## Stored data entries

^^^^^^^^

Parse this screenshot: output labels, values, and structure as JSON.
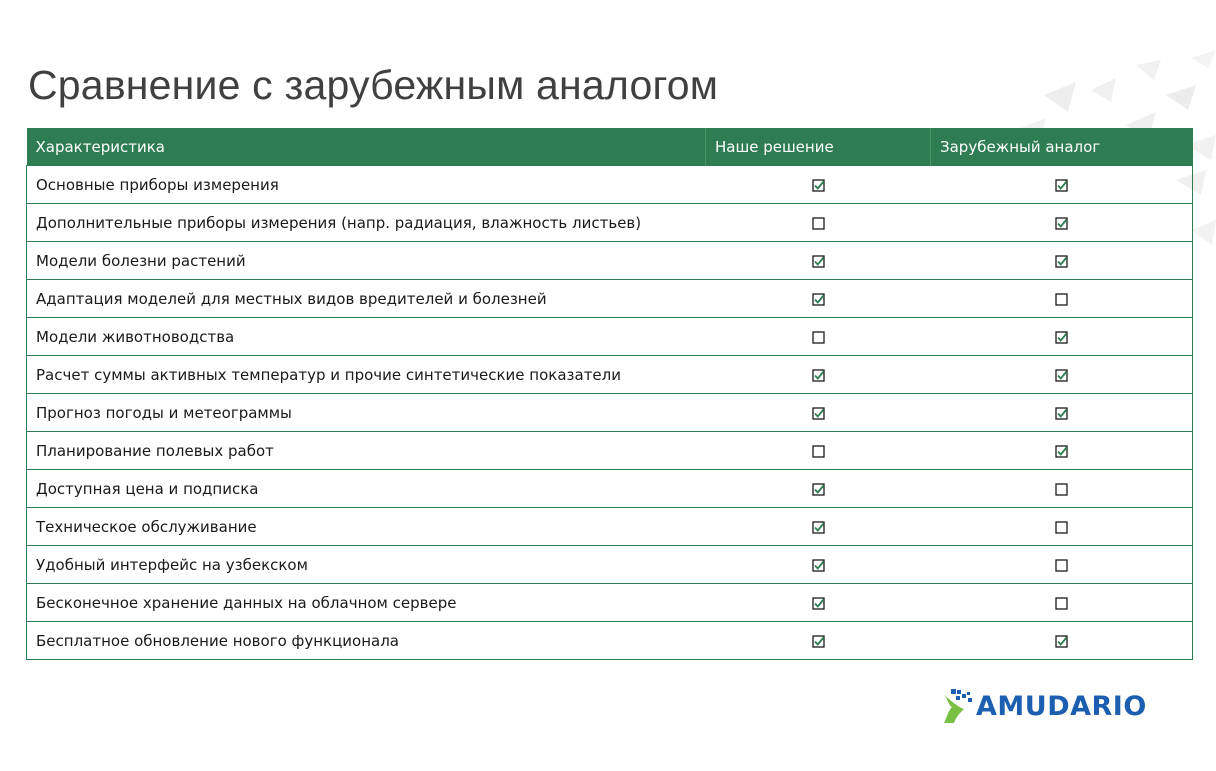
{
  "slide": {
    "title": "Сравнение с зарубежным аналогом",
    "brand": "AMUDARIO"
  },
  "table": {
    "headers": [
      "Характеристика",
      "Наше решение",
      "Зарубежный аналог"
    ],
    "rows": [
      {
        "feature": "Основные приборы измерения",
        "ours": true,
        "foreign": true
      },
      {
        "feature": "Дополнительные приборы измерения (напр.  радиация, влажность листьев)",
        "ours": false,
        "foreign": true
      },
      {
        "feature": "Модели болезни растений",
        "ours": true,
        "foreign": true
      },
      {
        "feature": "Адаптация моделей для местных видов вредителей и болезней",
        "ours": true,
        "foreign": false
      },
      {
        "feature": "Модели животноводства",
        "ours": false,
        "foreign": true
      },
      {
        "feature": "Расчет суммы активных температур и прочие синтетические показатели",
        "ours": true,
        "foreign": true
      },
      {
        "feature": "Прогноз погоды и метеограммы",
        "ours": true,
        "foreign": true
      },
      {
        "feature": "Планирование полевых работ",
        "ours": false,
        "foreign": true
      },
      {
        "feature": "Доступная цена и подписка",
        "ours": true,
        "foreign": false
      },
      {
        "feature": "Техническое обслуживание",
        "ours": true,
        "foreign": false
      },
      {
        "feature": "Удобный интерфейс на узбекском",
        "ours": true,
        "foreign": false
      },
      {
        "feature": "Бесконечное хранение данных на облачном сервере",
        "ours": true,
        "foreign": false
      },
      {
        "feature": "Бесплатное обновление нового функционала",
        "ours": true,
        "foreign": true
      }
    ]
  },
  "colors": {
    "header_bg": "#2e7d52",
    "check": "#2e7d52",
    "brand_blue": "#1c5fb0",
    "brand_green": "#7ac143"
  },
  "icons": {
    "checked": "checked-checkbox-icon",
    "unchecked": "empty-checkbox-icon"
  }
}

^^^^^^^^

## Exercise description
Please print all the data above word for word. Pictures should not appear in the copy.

## Expected output
Parse this screenshot: output labels, values, and structure as JSON.
{
  "slide": {
    "title": "Сравнение с зарубежным аналогом",
    "brand": "AMUDARIO"
  },
  "table": {
    "headers": [
      "Характеристика",
      "Наше решение",
      "Зарубежный аналог"
    ],
    "rows": [
      {
        "feature": "Основные приборы измерения",
        "ours": true,
        "foreign": true
      },
      {
        "feature": "Дополнительные приборы измерения (напр.  радиация, влажность листьев)",
        "ours": false,
        "foreign": true
      },
      {
        "feature": "Модели болезни растений",
        "ours": true,
        "foreign": true
      },
      {
        "feature": "Адаптация моделей для местных видов вредителей и болезней",
        "ours": true,
        "foreign": false
      },
      {
        "feature": "Модели животноводства",
        "ours": false,
        "foreign": true
      },
      {
        "feature": "Расчет суммы активных температур и прочие синтетические показатели",
        "ours": true,
        "foreign": true
      },
      {
        "feature": "Прогноз погоды и метеограммы",
        "ours": true,
        "foreign": true
      },
      {
        "feature": "Планирование полевых работ",
        "ours": false,
        "foreign": true
      },
      {
        "feature": "Доступная цена и подписка",
        "ours": true,
        "foreign": false
      },
      {
        "feature": "Техническое обслуживание",
        "ours": true,
        "foreign": false
      },
      {
        "feature": "Удобный интерфейс на узбекском",
        "ours": true,
        "foreign": false
      },
      {
        "feature": "Бесконечное хранение данных на облачном сервере",
        "ours": true,
        "foreign": false
      },
      {
        "feature": "Бесплатное обновление нового функционала",
        "ours": true,
        "foreign": true
      }
    ]
  },
  "colors": {
    "header_bg": "#2e7d52",
    "check": "#2e7d52",
    "brand_blue": "#1c5fb0",
    "brand_green": "#7ac143"
  },
  "icons": {
    "checked": "checked-checkbox-icon",
    "unchecked": "empty-checkbox-icon"
  }
}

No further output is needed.